START Source data

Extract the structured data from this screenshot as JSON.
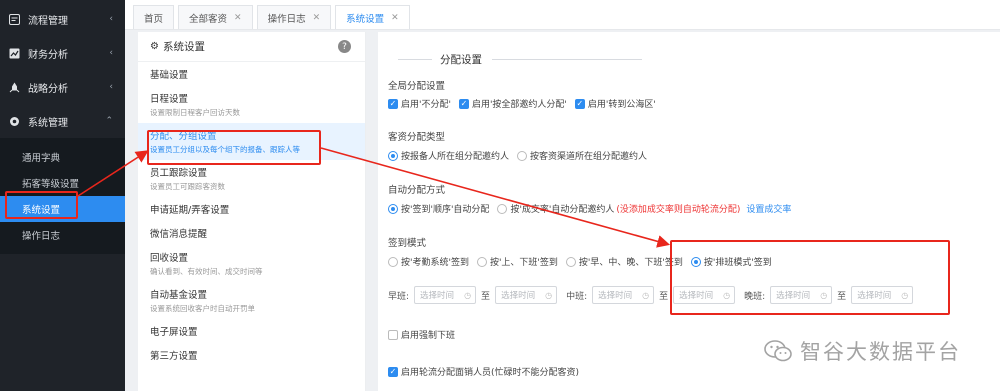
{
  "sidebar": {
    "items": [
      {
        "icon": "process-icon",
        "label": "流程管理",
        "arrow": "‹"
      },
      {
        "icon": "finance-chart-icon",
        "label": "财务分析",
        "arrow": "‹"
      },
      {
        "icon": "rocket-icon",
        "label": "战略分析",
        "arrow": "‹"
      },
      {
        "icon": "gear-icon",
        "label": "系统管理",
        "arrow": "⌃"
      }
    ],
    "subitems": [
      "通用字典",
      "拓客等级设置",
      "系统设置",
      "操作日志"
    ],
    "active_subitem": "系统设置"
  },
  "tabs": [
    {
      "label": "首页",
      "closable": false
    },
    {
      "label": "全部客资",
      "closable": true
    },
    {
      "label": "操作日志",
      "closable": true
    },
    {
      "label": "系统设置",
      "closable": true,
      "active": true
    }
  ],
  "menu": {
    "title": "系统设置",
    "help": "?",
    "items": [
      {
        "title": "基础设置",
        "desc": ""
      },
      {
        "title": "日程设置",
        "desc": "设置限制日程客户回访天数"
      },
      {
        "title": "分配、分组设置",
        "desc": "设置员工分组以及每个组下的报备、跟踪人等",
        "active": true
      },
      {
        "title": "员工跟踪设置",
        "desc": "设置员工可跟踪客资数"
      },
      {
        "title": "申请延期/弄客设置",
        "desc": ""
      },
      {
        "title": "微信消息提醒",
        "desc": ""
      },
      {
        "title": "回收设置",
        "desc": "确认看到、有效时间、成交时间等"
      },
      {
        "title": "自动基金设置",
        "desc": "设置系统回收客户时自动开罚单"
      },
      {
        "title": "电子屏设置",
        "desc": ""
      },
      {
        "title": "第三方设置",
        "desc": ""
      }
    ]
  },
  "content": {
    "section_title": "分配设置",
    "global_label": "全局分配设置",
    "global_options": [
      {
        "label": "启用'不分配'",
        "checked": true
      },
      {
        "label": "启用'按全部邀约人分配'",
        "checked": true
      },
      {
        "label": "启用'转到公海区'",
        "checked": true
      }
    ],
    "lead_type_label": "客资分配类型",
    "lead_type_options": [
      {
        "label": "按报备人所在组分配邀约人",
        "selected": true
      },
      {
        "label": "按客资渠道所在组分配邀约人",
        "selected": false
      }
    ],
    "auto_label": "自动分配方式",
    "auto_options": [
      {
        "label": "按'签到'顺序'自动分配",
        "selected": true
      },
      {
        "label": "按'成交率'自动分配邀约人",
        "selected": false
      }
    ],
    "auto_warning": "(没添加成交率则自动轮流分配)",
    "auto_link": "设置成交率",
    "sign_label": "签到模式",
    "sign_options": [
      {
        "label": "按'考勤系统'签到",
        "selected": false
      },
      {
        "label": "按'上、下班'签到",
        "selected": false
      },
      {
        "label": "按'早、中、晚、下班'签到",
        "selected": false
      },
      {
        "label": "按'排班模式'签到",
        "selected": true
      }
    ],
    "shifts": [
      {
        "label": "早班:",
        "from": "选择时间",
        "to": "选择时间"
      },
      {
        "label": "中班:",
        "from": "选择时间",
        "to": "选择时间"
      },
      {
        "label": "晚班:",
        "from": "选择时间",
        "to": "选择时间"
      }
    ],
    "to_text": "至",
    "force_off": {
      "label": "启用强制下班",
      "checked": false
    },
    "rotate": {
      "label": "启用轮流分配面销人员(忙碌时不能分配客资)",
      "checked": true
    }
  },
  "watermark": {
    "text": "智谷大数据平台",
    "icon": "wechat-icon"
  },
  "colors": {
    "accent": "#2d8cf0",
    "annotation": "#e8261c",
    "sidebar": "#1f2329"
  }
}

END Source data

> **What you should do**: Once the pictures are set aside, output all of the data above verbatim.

> **Exercise answer**:
Extract the structured data from this screenshot as JSON.
{
  "sidebar": {
    "items": [
      {
        "icon": "process-icon",
        "label": "流程管理",
        "arrow": "‹"
      },
      {
        "icon": "finance-chart-icon",
        "label": "财务分析",
        "arrow": "‹"
      },
      {
        "icon": "rocket-icon",
        "label": "战略分析",
        "arrow": "‹"
      },
      {
        "icon": "gear-icon",
        "label": "系统管理",
        "arrow": "⌃"
      }
    ],
    "subitems": [
      "通用字典",
      "拓客等级设置",
      "系统设置",
      "操作日志"
    ],
    "active_subitem": "系统设置"
  },
  "tabs": [
    {
      "label": "首页",
      "closable": false
    },
    {
      "label": "全部客资",
      "closable": true
    },
    {
      "label": "操作日志",
      "closable": true
    },
    {
      "label": "系统设置",
      "closable": true,
      "active": true
    }
  ],
  "menu": {
    "title": "系统设置",
    "help": "?",
    "items": [
      {
        "title": "基础设置",
        "desc": ""
      },
      {
        "title": "日程设置",
        "desc": "设置限制日程客户回访天数"
      },
      {
        "title": "分配、分组设置",
        "desc": "设置员工分组以及每个组下的报备、跟踪人等",
        "active": true
      },
      {
        "title": "员工跟踪设置",
        "desc": "设置员工可跟踪客资数"
      },
      {
        "title": "申请延期/弄客设置",
        "desc": ""
      },
      {
        "title": "微信消息提醒",
        "desc": ""
      },
      {
        "title": "回收设置",
        "desc": "确认看到、有效时间、成交时间等"
      },
      {
        "title": "自动基金设置",
        "desc": "设置系统回收客户时自动开罚单"
      },
      {
        "title": "电子屏设置",
        "desc": ""
      },
      {
        "title": "第三方设置",
        "desc": ""
      }
    ]
  },
  "content": {
    "section_title": "分配设置",
    "global_label": "全局分配设置",
    "global_options": [
      {
        "label": "启用'不分配'",
        "checked": true
      },
      {
        "label": "启用'按全部邀约人分配'",
        "checked": true
      },
      {
        "label": "启用'转到公海区'",
        "checked": true
      }
    ],
    "lead_type_label": "客资分配类型",
    "lead_type_options": [
      {
        "label": "按报备人所在组分配邀约人",
        "selected": true
      },
      {
        "label": "按客资渠道所在组分配邀约人",
        "selected": false
      }
    ],
    "auto_label": "自动分配方式",
    "auto_options": [
      {
        "label": "按'签到'顺序'自动分配",
        "selected": true
      },
      {
        "label": "按'成交率'自动分配邀约人",
        "selected": false
      }
    ],
    "auto_warning": "(没添加成交率则自动轮流分配)",
    "auto_link": "设置成交率",
    "sign_label": "签到模式",
    "sign_options": [
      {
        "label": "按'考勤系统'签到",
        "selected": false
      },
      {
        "label": "按'上、下班'签到",
        "selected": false
      },
      {
        "label": "按'早、中、晚、下班'签到",
        "selected": false
      },
      {
        "label": "按'排班模式'签到",
        "selected": true
      }
    ],
    "shifts": [
      {
        "label": "早班:",
        "from": "选择时间",
        "to": "选择时间"
      },
      {
        "label": "中班:",
        "from": "选择时间",
        "to": "选择时间"
      },
      {
        "label": "晚班:",
        "from": "选择时间",
        "to": "选择时间"
      }
    ],
    "to_text": "至",
    "force_off": {
      "label": "启用强制下班",
      "checked": false
    },
    "rotate": {
      "label": "启用轮流分配面销人员(忙碌时不能分配客资)",
      "checked": true
    }
  },
  "watermark": {
    "text": "智谷大数据平台",
    "icon": "wechat-icon"
  },
  "colors": {
    "accent": "#2d8cf0",
    "annotation": "#e8261c",
    "sidebar": "#1f2329"
  }
}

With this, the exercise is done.